## WORK ORDER
Lines holding the string "name" are the ones to copy from this listing.

## DATASET ENTRIES

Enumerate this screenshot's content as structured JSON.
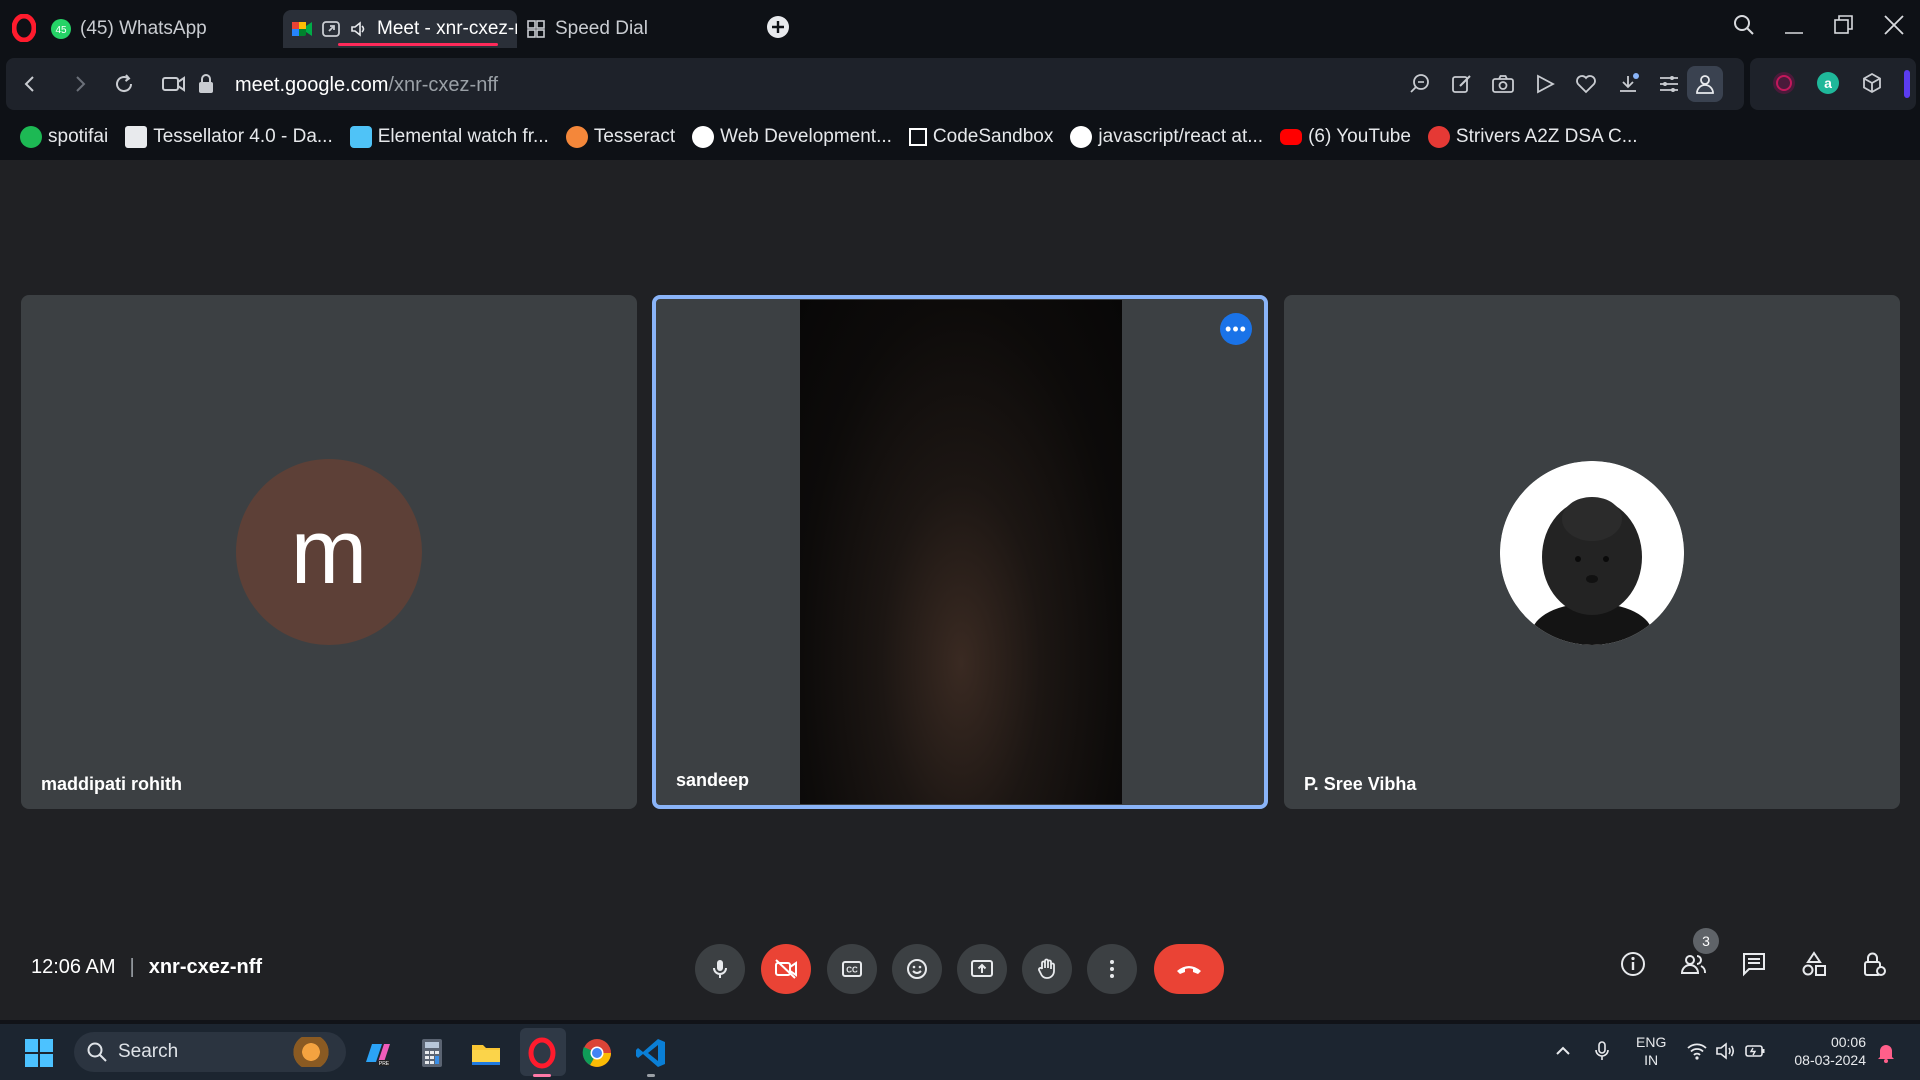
{
  "browser": {
    "tabs": [
      {
        "label": "(45) WhatsApp",
        "badge": "45"
      },
      {
        "label": "Meet - xnr-cxez-nff"
      },
      {
        "label": "Speed Dial"
      }
    ],
    "url_host": "meet.google.com",
    "url_path": "/xnr-cxez-nff",
    "bookmarks": [
      {
        "label": "spotifai",
        "color": "#1db954"
      },
      {
        "label": "Tessellator 4.0 - Da...",
        "color": "#e8eaed"
      },
      {
        "label": "Elemental watch fr...",
        "color": "#4fc3f7"
      },
      {
        "label": "Tesseract",
        "color": "#f4873a"
      },
      {
        "label": "Web Development...",
        "color": "#ffffff"
      },
      {
        "label": "CodeSandbox",
        "color": "#ffffff"
      },
      {
        "label": "javascript/react at...",
        "color": "#ffffff"
      },
      {
        "label": "(6) YouTube",
        "color": "#ff0000"
      },
      {
        "label": "Strivers A2Z DSA C...",
        "color": "#e53935"
      }
    ]
  },
  "meet": {
    "participants": [
      {
        "name": "maddipati rohith",
        "initial": "m",
        "avatar_color": "#5d4037"
      },
      {
        "name": "sandeep"
      },
      {
        "name": "P. Sree Vibha"
      }
    ],
    "time": "12:06 AM",
    "meeting_code": "xnr-cxez-nff",
    "people_count": "3",
    "colors": {
      "accent": "#8ab4f8",
      "danger": "#ea4335",
      "tile": "#3c4043",
      "background": "#202124"
    }
  },
  "taskbar": {
    "search_label": "Search",
    "lang_line1": "ENG",
    "lang_line2": "IN",
    "clock_time": "00:06",
    "clock_date": "08-03-2024"
  }
}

## EXERCISE RESULT
        "name": "maddipati rohith",
        "name": "sandeep"
        "name": "P. Sree Vibha"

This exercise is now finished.